If nothing else, The Fountainhead shows the heroism in striving to follow dreams, the glory in doing what we think is right for ourselves. That the book is so much more makes it a must-read.
Review by lovell (2003-05-29)
Idealism has no place in politics, but it has one in the realm of the novel. Luckily, Any Rand is better known as a novelist than as a politician, aspirations aside. Novels don't have to be realistic. Novels don't have to be fair. If you believe that they do, please skip _The Fountainhead_.
The Fountainhead is beautiful (and very much an important novel, (despite what the last reviewer thinks) in several respects. It is, as many will point out, a beautiful work of propaganda, heavy with Objectivism (not that "Objectivism" fits our modern definition of "objective", that's just the name Rand gave it) and anti-Socialism from cover-to-cover-- no small achivement. The novel is not usually considered a vessel for blatant propaganda preciesly because of the difficulty posed to the idealogue by the lengthy format. Ask yourself, "Could I write such a novel presenting my _own_ philosophy in such a readable way?". While it is of course the nature of all authorship to imbue the finished product with one's own biases and opinions, few novelists set out to do so in such an honest manner. In _The Fountainhead_, Ayn Rand did for the novel what Hunter Thompson did for the magazine article, stripping it of the modern notion of impartiality.
More importantly, and in stark contrast to Rand's other popular novel _Atlas Shrugged_, The Fountainhead is a beautiful work in its reditions of human emotion, suffering, and loss. The Fountainhead stands on its own as a great novel, propaganda or not. As a pure study of emotion and motive rather than individual character, this novel surpasses even her earlier, semi-autobiographical work _We the Living_.
Review by reebchan (2003-03-09)

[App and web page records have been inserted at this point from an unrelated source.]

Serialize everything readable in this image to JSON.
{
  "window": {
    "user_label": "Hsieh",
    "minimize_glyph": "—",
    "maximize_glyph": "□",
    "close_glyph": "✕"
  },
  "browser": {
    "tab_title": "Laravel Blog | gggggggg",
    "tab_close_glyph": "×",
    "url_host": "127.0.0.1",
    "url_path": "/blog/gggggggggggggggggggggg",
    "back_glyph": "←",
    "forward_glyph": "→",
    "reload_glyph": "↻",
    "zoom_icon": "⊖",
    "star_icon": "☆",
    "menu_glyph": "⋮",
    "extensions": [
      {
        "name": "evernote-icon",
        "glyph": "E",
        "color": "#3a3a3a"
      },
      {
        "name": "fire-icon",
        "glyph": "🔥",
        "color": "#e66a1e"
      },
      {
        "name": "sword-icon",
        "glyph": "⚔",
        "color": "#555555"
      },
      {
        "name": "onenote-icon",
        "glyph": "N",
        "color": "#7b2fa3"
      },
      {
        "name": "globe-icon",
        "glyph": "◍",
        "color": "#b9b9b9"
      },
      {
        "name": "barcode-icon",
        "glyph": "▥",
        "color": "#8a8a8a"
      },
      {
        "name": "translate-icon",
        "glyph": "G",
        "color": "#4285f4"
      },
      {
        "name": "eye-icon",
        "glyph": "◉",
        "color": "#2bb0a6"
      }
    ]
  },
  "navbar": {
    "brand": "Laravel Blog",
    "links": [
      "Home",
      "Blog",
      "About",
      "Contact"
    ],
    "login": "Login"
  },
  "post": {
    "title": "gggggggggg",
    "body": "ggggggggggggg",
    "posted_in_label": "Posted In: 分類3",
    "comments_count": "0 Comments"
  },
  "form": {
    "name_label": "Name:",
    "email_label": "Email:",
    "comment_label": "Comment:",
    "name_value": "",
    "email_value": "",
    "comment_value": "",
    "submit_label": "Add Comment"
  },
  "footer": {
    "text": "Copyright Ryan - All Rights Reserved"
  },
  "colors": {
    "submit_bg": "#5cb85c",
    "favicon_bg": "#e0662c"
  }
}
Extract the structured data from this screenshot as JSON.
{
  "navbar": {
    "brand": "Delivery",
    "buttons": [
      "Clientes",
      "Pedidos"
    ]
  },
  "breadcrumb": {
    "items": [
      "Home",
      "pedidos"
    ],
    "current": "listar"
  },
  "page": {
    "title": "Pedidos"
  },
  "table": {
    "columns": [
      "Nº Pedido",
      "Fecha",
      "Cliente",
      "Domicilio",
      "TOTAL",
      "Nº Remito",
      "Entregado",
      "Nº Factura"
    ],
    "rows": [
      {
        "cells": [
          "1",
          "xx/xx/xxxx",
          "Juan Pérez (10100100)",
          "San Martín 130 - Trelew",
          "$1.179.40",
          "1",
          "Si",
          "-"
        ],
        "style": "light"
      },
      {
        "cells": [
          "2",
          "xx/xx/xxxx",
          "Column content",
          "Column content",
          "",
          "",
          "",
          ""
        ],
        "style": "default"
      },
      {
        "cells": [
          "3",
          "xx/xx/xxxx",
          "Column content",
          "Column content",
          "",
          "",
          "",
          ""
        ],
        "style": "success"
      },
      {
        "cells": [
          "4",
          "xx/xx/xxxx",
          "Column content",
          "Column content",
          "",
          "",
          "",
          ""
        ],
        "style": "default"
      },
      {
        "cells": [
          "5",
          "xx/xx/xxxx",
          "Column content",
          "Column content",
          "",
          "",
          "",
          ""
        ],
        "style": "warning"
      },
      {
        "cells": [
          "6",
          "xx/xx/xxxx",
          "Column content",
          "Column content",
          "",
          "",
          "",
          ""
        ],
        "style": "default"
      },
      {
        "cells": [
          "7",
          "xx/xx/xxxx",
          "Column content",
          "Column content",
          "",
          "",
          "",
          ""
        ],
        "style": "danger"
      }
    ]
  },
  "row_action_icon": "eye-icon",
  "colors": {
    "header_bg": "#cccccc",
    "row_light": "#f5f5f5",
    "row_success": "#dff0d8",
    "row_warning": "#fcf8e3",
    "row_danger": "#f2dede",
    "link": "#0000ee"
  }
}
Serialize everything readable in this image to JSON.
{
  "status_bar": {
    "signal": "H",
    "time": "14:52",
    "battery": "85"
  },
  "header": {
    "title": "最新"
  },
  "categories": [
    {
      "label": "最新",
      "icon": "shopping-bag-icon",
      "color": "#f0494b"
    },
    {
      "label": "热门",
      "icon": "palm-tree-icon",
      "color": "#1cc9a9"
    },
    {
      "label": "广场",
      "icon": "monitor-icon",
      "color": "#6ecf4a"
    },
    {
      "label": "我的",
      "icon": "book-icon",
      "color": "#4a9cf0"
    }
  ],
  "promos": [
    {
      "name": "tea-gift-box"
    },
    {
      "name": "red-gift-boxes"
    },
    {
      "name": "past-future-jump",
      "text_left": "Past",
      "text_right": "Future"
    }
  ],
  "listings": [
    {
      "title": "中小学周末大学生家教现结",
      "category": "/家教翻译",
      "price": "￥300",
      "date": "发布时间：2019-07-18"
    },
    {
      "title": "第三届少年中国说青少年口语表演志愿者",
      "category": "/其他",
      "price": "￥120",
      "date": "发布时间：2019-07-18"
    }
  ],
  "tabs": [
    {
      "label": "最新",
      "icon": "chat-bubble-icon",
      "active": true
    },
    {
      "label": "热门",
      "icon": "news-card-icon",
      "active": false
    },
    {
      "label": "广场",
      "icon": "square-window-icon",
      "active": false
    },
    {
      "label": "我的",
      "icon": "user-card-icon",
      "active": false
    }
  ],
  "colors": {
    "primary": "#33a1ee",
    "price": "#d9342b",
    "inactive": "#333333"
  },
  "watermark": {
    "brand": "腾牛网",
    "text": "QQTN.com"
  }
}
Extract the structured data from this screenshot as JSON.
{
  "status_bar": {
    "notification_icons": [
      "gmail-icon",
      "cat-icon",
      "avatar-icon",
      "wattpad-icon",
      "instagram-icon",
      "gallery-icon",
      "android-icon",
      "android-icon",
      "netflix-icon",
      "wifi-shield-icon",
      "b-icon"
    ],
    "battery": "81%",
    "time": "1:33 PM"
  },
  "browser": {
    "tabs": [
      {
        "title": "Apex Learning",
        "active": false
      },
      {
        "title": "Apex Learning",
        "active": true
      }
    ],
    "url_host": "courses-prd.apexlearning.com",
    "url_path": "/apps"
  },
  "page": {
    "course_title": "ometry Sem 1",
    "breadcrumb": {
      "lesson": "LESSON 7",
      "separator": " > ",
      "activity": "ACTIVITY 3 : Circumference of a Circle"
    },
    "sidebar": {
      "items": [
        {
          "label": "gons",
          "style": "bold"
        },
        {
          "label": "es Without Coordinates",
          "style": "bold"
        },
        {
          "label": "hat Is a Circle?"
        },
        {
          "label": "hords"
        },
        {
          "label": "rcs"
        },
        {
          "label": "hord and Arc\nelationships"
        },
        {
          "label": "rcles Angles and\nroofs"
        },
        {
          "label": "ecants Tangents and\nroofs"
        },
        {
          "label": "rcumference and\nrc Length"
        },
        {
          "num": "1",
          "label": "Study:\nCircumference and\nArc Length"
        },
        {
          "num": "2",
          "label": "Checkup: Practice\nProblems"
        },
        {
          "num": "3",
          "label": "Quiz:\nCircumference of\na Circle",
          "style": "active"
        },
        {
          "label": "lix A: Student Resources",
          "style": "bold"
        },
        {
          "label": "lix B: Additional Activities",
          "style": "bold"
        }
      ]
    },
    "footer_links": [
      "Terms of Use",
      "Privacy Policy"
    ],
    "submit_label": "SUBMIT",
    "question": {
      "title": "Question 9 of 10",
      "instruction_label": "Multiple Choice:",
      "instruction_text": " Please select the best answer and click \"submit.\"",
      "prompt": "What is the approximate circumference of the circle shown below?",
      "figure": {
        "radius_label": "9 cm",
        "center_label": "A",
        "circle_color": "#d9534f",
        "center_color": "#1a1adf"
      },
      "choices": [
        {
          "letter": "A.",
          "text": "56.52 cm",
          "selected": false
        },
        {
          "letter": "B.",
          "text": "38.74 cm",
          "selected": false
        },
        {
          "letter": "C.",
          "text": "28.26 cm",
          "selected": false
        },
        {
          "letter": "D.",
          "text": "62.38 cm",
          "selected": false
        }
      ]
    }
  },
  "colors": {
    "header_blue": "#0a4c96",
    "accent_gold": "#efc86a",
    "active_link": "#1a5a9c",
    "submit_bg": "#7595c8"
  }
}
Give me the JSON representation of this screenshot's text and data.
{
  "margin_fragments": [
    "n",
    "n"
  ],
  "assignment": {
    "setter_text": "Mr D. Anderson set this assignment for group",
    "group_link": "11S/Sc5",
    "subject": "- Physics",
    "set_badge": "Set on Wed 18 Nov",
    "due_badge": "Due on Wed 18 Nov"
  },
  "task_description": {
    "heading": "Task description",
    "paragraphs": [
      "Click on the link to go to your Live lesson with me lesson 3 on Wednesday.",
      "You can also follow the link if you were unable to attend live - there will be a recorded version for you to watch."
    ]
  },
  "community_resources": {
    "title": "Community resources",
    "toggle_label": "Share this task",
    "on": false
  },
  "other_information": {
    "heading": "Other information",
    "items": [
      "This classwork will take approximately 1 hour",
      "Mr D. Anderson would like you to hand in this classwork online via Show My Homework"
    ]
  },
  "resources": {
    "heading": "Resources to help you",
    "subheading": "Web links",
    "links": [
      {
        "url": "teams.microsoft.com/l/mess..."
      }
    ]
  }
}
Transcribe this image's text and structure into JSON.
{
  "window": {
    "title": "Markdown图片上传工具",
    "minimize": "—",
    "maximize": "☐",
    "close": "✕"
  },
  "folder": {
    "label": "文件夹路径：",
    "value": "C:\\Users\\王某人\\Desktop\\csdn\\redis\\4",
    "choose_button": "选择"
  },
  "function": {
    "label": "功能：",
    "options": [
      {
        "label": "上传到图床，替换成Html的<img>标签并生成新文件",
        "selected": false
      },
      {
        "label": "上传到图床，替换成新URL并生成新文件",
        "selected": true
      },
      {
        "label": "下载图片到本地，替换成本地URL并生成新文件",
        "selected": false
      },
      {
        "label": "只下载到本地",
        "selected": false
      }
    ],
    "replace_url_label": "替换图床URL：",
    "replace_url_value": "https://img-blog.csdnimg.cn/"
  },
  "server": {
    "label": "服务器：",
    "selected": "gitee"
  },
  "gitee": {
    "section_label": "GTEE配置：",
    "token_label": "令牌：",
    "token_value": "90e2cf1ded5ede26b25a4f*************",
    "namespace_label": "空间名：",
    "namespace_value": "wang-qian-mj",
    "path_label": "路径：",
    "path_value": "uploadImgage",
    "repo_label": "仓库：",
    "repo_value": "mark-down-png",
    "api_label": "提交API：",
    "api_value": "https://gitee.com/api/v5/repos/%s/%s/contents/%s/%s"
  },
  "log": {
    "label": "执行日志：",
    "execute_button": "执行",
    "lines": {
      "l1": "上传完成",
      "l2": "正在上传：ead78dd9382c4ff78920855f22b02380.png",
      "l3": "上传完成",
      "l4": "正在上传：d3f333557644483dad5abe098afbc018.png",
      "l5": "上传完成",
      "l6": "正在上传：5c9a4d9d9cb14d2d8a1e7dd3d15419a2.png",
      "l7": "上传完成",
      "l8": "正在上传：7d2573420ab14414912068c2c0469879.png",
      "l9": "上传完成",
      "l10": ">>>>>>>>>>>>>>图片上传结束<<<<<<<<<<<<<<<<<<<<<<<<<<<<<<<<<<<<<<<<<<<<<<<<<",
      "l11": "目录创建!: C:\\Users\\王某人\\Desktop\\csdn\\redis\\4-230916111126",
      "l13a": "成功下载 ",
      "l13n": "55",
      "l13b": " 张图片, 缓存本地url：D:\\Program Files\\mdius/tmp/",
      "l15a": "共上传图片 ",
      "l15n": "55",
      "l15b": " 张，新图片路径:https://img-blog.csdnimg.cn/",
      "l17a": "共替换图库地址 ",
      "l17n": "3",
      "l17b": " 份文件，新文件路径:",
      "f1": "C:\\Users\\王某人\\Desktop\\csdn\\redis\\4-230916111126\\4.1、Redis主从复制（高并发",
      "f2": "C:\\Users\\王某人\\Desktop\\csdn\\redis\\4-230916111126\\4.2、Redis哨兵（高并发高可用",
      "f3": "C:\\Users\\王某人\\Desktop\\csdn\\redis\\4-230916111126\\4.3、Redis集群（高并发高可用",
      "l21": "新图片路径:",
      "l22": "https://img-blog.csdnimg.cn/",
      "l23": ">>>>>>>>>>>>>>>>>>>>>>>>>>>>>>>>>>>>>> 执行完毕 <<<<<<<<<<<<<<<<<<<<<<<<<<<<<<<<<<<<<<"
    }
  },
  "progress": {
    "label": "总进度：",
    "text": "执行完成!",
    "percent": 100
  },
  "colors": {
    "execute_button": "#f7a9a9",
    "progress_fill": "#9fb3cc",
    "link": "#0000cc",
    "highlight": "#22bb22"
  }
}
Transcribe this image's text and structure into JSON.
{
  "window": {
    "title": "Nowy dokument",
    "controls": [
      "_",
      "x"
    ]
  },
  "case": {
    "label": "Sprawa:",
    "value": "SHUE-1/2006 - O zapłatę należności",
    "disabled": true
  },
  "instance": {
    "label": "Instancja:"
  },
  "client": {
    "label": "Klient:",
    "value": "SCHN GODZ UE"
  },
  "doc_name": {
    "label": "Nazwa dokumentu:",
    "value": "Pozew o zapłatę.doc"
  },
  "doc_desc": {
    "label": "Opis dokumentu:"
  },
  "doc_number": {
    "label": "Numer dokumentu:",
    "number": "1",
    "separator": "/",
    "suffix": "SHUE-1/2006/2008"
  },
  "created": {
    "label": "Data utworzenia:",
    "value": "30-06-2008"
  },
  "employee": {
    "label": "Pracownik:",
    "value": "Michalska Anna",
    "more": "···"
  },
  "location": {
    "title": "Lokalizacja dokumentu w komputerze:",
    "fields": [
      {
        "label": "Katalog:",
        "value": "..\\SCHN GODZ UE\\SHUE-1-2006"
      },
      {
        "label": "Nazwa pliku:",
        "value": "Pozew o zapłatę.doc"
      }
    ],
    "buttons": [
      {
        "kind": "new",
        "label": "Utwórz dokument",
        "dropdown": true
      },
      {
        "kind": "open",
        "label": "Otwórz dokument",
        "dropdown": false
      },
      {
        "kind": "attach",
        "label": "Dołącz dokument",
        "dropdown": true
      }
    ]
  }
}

I can't believe this book is liked by so many people. It's one of the most arrogant, elitist, and irritating books I've ever read. The characters are flat idealized cardboard cutouts, the philosophy expounded is absolutely unlivable, and Rand's ego shows in every sentence. Do yourself a favor and read something good -- don't waste your time with this.